- What is needed -
Return each line of the records holding the string "name".

(Page and application data records)
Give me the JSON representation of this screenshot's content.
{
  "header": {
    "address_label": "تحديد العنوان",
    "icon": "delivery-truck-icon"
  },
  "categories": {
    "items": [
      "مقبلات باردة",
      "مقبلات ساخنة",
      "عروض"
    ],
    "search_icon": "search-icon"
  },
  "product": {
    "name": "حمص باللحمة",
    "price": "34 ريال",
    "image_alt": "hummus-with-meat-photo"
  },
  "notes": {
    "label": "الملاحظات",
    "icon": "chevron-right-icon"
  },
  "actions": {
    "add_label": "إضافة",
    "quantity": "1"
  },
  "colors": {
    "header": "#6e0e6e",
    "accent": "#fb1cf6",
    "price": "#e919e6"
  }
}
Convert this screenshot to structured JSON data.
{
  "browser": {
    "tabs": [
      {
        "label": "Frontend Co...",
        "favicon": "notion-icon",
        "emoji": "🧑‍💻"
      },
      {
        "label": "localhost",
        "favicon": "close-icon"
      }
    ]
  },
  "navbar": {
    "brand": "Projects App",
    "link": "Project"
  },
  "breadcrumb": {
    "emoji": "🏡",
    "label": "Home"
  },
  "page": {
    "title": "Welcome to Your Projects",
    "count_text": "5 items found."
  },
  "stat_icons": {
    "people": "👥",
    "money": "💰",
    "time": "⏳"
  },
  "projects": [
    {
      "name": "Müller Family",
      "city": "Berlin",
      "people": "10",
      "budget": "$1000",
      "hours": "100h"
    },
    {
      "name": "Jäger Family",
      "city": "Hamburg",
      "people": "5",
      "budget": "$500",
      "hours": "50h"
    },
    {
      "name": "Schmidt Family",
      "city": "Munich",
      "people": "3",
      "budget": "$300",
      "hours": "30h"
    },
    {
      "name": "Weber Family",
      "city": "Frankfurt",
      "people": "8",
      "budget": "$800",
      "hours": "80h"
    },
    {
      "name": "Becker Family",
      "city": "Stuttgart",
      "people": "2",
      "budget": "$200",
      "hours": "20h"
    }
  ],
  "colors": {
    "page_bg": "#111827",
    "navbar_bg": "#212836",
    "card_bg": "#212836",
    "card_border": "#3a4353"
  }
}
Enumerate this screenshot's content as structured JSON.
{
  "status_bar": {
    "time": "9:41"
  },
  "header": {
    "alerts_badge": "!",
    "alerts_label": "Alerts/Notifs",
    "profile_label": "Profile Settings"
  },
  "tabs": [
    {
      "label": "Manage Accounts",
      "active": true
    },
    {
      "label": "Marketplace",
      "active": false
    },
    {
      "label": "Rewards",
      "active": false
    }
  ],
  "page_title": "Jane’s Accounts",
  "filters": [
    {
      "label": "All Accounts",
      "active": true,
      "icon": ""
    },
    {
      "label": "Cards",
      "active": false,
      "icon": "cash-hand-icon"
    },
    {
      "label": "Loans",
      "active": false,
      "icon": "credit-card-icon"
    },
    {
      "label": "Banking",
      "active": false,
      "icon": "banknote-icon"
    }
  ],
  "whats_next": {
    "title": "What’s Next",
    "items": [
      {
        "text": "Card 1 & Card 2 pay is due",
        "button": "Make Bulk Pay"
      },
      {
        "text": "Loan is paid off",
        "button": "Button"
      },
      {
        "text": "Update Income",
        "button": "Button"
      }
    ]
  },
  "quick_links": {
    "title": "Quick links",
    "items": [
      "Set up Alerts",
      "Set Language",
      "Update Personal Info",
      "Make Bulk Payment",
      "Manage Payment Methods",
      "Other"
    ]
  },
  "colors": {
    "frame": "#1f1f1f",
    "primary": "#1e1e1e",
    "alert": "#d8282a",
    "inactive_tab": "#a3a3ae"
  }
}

- Your response -
    "name": "حمص باللحمة",
      "name": "Müller Family",
      "name": "Jäger Family",
      "name": "Schmidt Family",
      "name": "Weber Family",
      "name": "Becker Family",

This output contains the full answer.